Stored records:

_ _ _ _ _ _ _

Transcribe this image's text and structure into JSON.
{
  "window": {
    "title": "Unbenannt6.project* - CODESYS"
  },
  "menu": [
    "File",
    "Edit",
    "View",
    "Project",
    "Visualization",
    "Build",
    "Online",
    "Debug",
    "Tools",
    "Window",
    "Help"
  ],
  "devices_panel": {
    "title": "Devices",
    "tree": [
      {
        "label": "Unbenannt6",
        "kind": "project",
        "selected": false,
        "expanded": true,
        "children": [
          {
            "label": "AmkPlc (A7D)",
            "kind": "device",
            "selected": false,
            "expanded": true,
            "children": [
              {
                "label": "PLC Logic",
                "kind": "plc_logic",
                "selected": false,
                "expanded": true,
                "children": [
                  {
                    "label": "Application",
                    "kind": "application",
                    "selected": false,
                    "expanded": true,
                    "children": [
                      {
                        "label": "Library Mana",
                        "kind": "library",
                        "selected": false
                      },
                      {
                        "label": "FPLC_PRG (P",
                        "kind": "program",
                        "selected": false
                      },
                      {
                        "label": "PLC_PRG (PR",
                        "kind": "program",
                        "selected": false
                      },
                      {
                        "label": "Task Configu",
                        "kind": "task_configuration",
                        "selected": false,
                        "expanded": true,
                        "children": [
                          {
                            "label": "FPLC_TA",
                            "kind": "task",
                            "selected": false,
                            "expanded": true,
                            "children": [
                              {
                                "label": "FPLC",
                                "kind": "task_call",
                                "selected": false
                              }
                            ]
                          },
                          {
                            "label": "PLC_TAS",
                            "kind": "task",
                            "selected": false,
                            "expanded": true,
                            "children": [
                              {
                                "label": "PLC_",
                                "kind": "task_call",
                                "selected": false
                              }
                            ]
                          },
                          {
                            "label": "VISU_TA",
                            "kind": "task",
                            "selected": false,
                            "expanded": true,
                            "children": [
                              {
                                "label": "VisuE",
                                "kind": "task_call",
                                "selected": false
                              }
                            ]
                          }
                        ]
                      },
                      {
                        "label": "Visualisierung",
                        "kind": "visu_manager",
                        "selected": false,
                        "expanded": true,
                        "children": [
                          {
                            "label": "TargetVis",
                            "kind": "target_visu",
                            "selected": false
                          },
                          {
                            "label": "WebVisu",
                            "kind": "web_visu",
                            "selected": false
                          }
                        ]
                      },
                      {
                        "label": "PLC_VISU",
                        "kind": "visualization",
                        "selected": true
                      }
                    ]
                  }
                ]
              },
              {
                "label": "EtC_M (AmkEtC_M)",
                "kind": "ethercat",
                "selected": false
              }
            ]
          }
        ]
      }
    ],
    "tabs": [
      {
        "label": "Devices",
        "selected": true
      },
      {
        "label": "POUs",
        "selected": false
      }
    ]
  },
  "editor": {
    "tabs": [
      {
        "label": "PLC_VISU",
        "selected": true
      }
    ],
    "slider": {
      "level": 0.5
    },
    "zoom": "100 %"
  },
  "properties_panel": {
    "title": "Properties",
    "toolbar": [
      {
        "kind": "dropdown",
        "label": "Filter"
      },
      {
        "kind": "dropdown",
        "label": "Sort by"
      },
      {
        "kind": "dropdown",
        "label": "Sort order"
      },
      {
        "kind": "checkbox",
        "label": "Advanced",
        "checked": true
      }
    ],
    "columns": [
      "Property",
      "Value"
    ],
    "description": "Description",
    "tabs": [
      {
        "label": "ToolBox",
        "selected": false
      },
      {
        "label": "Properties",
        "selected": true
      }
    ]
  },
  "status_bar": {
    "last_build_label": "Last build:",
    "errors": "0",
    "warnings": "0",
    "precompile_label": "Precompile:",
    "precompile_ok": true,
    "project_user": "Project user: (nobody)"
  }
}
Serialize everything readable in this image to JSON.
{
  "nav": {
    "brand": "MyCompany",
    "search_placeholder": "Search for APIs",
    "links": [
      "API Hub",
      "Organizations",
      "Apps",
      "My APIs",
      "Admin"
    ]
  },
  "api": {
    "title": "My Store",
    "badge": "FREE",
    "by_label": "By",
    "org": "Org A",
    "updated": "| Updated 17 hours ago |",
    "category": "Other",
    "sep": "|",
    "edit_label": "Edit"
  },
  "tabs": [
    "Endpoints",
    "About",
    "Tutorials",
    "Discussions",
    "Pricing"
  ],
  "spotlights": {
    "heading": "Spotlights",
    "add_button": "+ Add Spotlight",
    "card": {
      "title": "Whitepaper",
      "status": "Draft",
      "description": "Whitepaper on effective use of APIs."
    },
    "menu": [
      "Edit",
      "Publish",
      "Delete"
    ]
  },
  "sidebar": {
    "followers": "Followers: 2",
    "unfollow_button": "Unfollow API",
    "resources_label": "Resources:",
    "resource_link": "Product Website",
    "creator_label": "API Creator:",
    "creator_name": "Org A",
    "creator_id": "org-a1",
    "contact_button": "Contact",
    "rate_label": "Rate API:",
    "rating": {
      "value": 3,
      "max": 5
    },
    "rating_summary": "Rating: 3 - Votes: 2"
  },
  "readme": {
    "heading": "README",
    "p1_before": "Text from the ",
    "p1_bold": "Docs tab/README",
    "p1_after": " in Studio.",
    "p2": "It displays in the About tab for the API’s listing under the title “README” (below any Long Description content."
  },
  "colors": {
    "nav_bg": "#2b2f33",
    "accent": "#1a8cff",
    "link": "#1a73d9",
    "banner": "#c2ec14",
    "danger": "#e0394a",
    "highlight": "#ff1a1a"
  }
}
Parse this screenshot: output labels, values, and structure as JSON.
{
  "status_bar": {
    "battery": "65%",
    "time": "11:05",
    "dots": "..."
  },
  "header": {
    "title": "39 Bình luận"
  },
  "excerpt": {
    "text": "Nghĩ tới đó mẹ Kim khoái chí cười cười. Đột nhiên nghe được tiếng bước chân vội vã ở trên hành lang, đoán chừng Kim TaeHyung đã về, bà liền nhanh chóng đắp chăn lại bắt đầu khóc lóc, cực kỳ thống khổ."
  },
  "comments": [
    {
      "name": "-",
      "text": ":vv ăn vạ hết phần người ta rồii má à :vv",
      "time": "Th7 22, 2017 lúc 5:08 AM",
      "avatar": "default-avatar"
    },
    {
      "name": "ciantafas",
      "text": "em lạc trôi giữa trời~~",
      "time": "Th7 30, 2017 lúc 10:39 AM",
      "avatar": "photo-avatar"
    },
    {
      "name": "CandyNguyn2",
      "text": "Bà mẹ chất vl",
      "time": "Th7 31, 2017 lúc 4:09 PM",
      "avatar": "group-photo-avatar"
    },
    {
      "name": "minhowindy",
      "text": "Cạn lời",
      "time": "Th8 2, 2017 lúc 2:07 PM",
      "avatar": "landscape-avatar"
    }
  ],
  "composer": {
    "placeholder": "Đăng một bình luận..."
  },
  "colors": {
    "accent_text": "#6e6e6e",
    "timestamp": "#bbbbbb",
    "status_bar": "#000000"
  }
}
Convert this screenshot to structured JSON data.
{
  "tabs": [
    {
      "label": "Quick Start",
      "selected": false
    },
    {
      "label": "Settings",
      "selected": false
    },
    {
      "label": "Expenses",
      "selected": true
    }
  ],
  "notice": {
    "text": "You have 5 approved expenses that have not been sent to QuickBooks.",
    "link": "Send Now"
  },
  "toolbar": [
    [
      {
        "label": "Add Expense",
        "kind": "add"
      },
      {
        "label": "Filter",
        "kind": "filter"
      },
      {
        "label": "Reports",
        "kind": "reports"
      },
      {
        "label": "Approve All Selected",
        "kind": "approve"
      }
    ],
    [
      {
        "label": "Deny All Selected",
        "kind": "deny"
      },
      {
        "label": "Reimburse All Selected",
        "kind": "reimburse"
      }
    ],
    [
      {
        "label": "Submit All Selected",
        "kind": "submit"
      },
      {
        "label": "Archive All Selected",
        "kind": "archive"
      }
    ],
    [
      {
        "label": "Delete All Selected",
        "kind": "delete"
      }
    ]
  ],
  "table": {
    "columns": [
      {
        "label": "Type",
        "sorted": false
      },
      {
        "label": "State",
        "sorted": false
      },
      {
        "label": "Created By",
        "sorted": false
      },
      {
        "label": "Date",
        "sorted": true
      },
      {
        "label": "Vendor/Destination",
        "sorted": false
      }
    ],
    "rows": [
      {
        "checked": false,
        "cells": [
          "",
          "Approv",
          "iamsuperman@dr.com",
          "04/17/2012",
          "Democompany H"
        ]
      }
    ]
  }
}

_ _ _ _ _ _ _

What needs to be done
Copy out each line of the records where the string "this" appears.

The completed task
Transcribe this image's text and structure into JSON.
Serialize everything readable in this image to JSON.
Parse this screenshot: output labels, values, and structure as JSON.
Convert this screenshot to structured JSON data.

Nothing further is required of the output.